Secretary of State John Kerry is making his case to Russian President Vladimir Putin for Russia to take a tougher stance on Syria at a time when Israel’s weekend air strikes against the beleaguered Mideast nation have added an unpredictable factor to the talks.
Kerry arrived Tuesday in Moscow for talks with the most powerful ally of Syrian President Bashar Assad’s regime.
Officials said Kerry hopes to change Moscow’s thinking on Syria with two new angles: American threats to arm the Syrian rebels and evidence of chemical weapon attacks by the Assad regime.
Over the weekend, Israeli warplanes targeted what Israel claimed were caches of Iranian missiles bound for Hezbollah, the Lebanon-based terror group. Such weapons would allow Hezbollah to strike Tel Aviv and as far as southern Israel from inside Lebanese territory.
Israel’s willingness to hit Syrian targets it sees as threats to its own existence has complicated the Obama administration’s internal debate over what to do about Syria.

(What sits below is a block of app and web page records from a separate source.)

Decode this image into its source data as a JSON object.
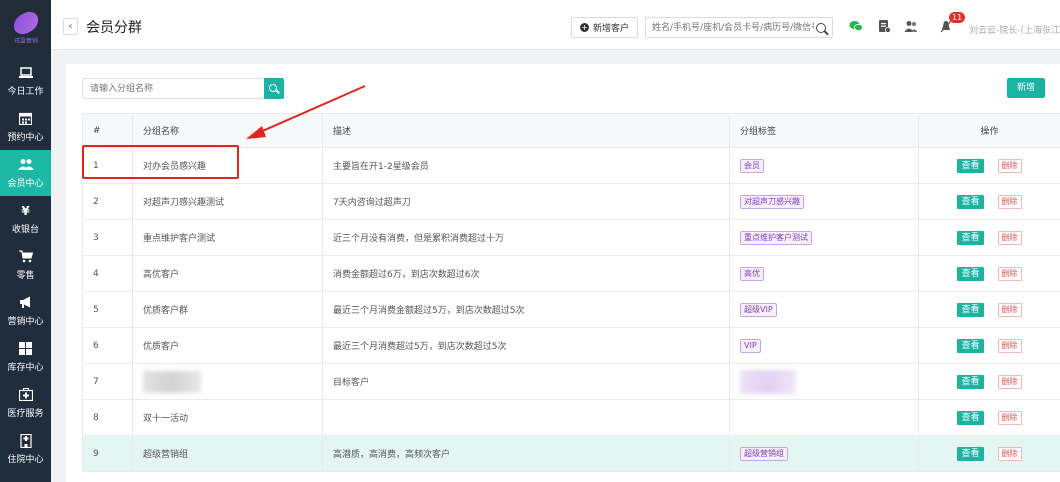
{
  "sidebar": {
    "logo_text": "戎盈营销",
    "items": [
      {
        "label": "今日工作",
        "icon": "laptop-icon",
        "active": false
      },
      {
        "label": "预约中心",
        "icon": "calendar-icon",
        "active": false
      },
      {
        "label": "会员中心",
        "icon": "users-icon",
        "active": true
      },
      {
        "label": "收银台",
        "icon": "yen-icon",
        "active": false
      },
      {
        "label": "零售",
        "icon": "cart-icon",
        "active": false
      },
      {
        "label": "营销中心",
        "icon": "megaphone-icon",
        "active": false
      },
      {
        "label": "库存中心",
        "icon": "grid-icon",
        "active": false
      },
      {
        "label": "医疗服务",
        "icon": "medkit-icon",
        "active": false
      },
      {
        "label": "住院中心",
        "icon": "building-icon",
        "active": false
      }
    ]
  },
  "header": {
    "back_symbol": "‹",
    "title": "会员分群",
    "new_customer": "新增客户",
    "search_placeholder": "姓名/手机号/座机/会员卡号/病历号/微信号",
    "notification_count": "11",
    "user": "刘云云-院长-(上海张江店)"
  },
  "toolbar": {
    "group_search_placeholder": "请输入分组名称",
    "add_label": "新增"
  },
  "table": {
    "headers": {
      "num": "#",
      "name": "分组名称",
      "desc": "描述",
      "tag": "分组标签",
      "op": "操作"
    },
    "view_label": "查看",
    "delete_label": "删除",
    "rows": [
      {
        "num": "1",
        "name": "对办会员感兴趣",
        "desc": "主要旨在开1-2星级会员",
        "tag": "会员"
      },
      {
        "num": "2",
        "name": "对超声刀感兴趣测试",
        "desc": "7天内咨询过超声刀",
        "tag": "对超声刀感兴趣"
      },
      {
        "num": "3",
        "name": "重点维护客户测试",
        "desc": "近三个月没有消费，但是累积消费超过十万",
        "tag": "重点维护客户测试"
      },
      {
        "num": "4",
        "name": "高优客户",
        "desc": "消费金额超过6万，到店次数超过6次",
        "tag": "高优"
      },
      {
        "num": "5",
        "name": "优质客户群",
        "desc": "最近三个月消费金额超过5万，到店次数超过5次",
        "tag": "超级VIP"
      },
      {
        "num": "6",
        "name": "优质客户",
        "desc": "最近三个月消费超过5万，到店次数超过5次",
        "tag": "VIP"
      },
      {
        "num": "7",
        "name": "",
        "desc": "目标客户",
        "tag": ""
      },
      {
        "num": "8",
        "name": "双十一活动",
        "desc": "",
        "tag": ""
      },
      {
        "num": "9",
        "name": "超级营销组",
        "desc": "高潜质，高消费，高频次客户",
        "tag": "超级营销组"
      }
    ]
  },
  "colors": {
    "accent": "#1bb4a2",
    "sidebar_bg": "#1f2d3d",
    "highlight_row": "#e3f6f2",
    "annotation_red": "#e0251f",
    "tag_purple": "#7c3fb5"
  }
}
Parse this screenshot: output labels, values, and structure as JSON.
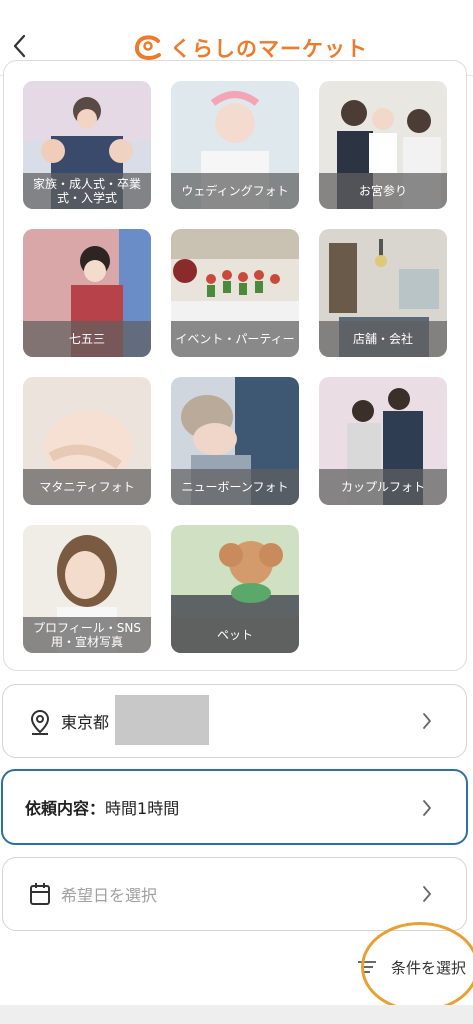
{
  "header": {
    "logo_text": "くらしのマーケット",
    "brand_color": "#ee7a2b"
  },
  "categories": [
    {
      "label": "家族・成人式・卒業式・入学式"
    },
    {
      "label": "ウェディングフォト"
    },
    {
      "label": "お宮参り"
    },
    {
      "label": "七五三"
    },
    {
      "label": "イベント・パーティー"
    },
    {
      "label": "店舗・会社"
    },
    {
      "label": "マタニティフォト"
    },
    {
      "label": "ニューボーンフォト"
    },
    {
      "label": "カップルフォト"
    },
    {
      "label": "プロフィール・SNS用・宣材写真"
    },
    {
      "label": "ペット"
    }
  ],
  "filters": {
    "location": {
      "value": "東京都",
      "icon": "location-pin-icon"
    },
    "request": {
      "label": "依頼内容：",
      "value": "時間1時間"
    },
    "date": {
      "placeholder": "希望日を選択",
      "icon": "calendar-icon"
    }
  },
  "conditions": {
    "label": "条件を選択",
    "icon": "filter-icon",
    "highlight_color": "#e8a033"
  },
  "colors": {
    "active_border": "#2f6fa5"
  }
}
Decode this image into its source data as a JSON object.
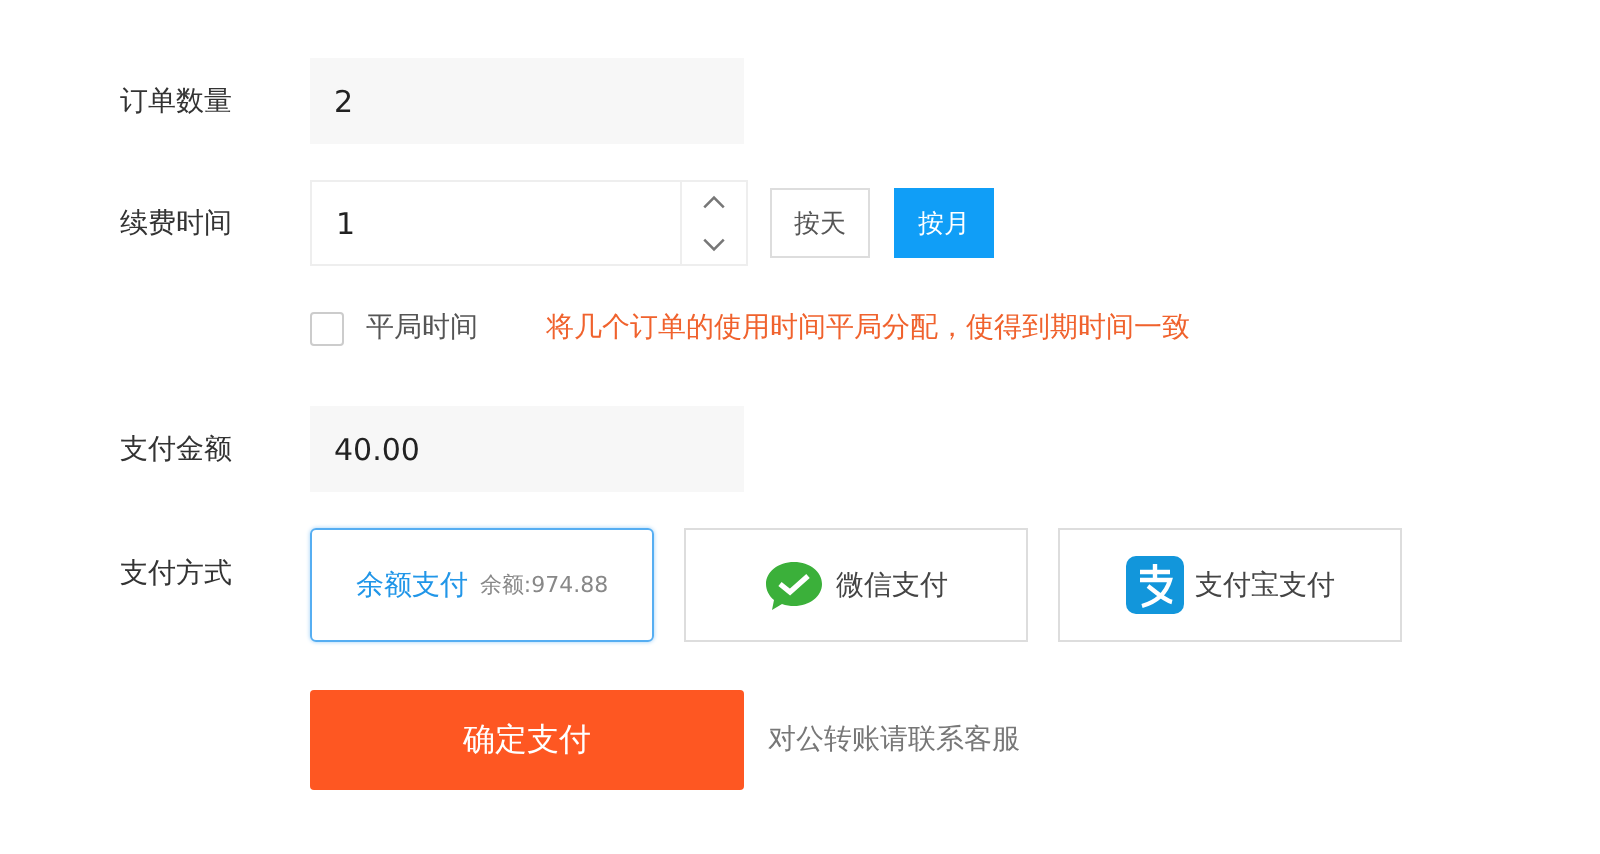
{
  "order_quantity": {
    "label": "订单数量",
    "value": "2"
  },
  "renewal": {
    "label": "续费时间",
    "value": "1",
    "units": [
      {
        "label": "按天",
        "selected": false
      },
      {
        "label": "按月",
        "selected": true
      }
    ]
  },
  "even_time": {
    "label": "平局时间",
    "checked": false,
    "hint": "将几个订单的使用时间平局分配，使得到期时间一致"
  },
  "amount": {
    "label": "支付金额",
    "value": "40.00"
  },
  "payment": {
    "label": "支付方式",
    "options": [
      {
        "kind": "balance",
        "label": "余额支付",
        "note": "余额:974.88",
        "selected": true
      },
      {
        "kind": "wechat",
        "label": "微信支付",
        "selected": false
      },
      {
        "kind": "alipay",
        "label": "支付宝支付",
        "selected": false
      }
    ]
  },
  "submit": {
    "label": "确定支付",
    "note": "对公转账请联系客服"
  }
}
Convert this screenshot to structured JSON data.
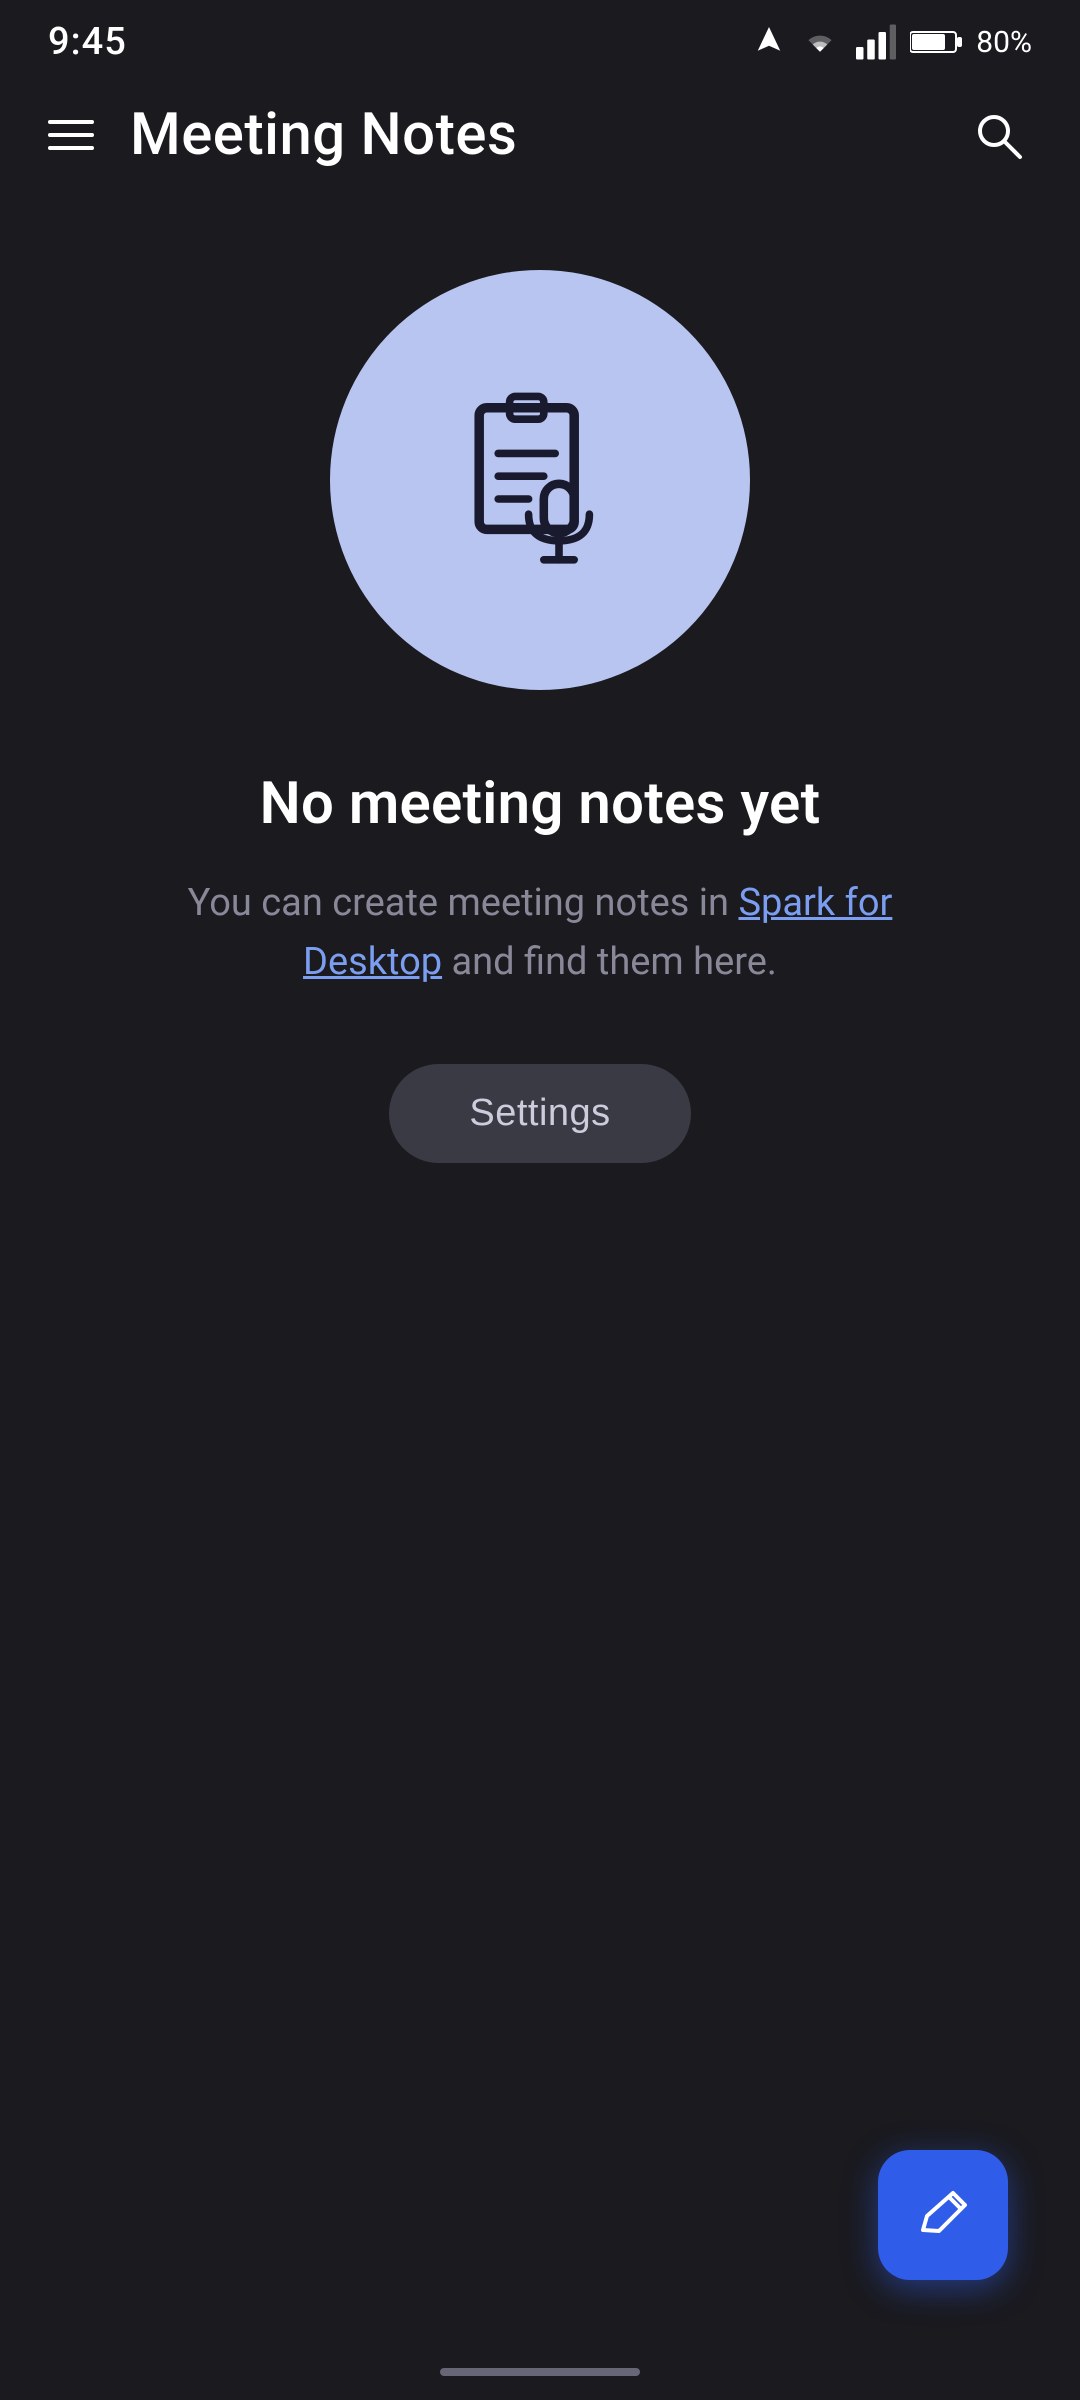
{
  "statusBar": {
    "time": "9:45",
    "battery": "80%",
    "batteryLevel": 80
  },
  "header": {
    "title": "Meeting Notes",
    "menuLabel": "menu",
    "searchLabel": "search"
  },
  "emptyState": {
    "iconLabel": "meeting-notes-icon",
    "title": "No meeting notes yet",
    "descriptionPrefix": "You can create meeting notes in ",
    "linkText": "Spark for Desktop",
    "descriptionSuffix": " and find them here."
  },
  "buttons": {
    "settings": "Settings",
    "fab": "compose"
  },
  "colors": {
    "circleBackground": "#b8c5f0",
    "fabBackground": "#2f5ce8",
    "settingsBackground": "#3a3a45",
    "linkColor": "#7b9ef0"
  }
}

Israel’s actions put Damascus and Moscow on notice that the US and its allies may not wait for an international green light to become more actively engaged in the Syrian conflict. The administration said last week it was rethinking its opposition to arming the Syrian rebels or taking other aggressive steps to turn the tide of the two-year-old civil war toward the rebels.
At the same time, Israeli involvement in the war carries risks. Instead of prodding Russia into calling for Assad’s ouster, it could bring greater Arab sympathy for Assad and prompt deeper involvement from Iran and Hezbollah, actors committed as much to preserving Assad as to fighting the Jewish state.
Although Israel hasn’t officially acknowledged it carried out the airstrikes, Syrian officials on Monday were blaming Israel, calling them a “declaration of war” that would cause the Jewish state to “suffer.”
Russia, alongside China, has blocked US-led efforts three times at the United Nations to pressure Assad into stepping down.
US officials are hoping Syria’s behaviour could shift Russia’s stance.
“We have consistently, in our conversations with the Russians and others, pointed clearly to Assad’s behaviour as proof that further support for the regime is not in the interest of the Syrian people or in the interest of the countries that have in the past supported Assad,” White House spokesman Jay Carney said.
US officials said the administration doesn’t believe the weekend activity will force President Barack Obama’s hand, noting that the main US concern is the use of chemical weapons by Assad, while Israel’s top concern is conventional weapons falling into the hands of its enemies.
The chemical weapons argument is now under surprising attack, with former war crimes prosecutor Carla Del Ponte saying over the weekend she and fellow members of a four-member UN human rights panel have indications the nerve agent sarin was used by Syrian rebel forces, not by government forces.
That theory was rejected by US officials. The State Department said the administration continues to believe that Syria’s large chemical weapons stockpiles remain securely in the regime’s control.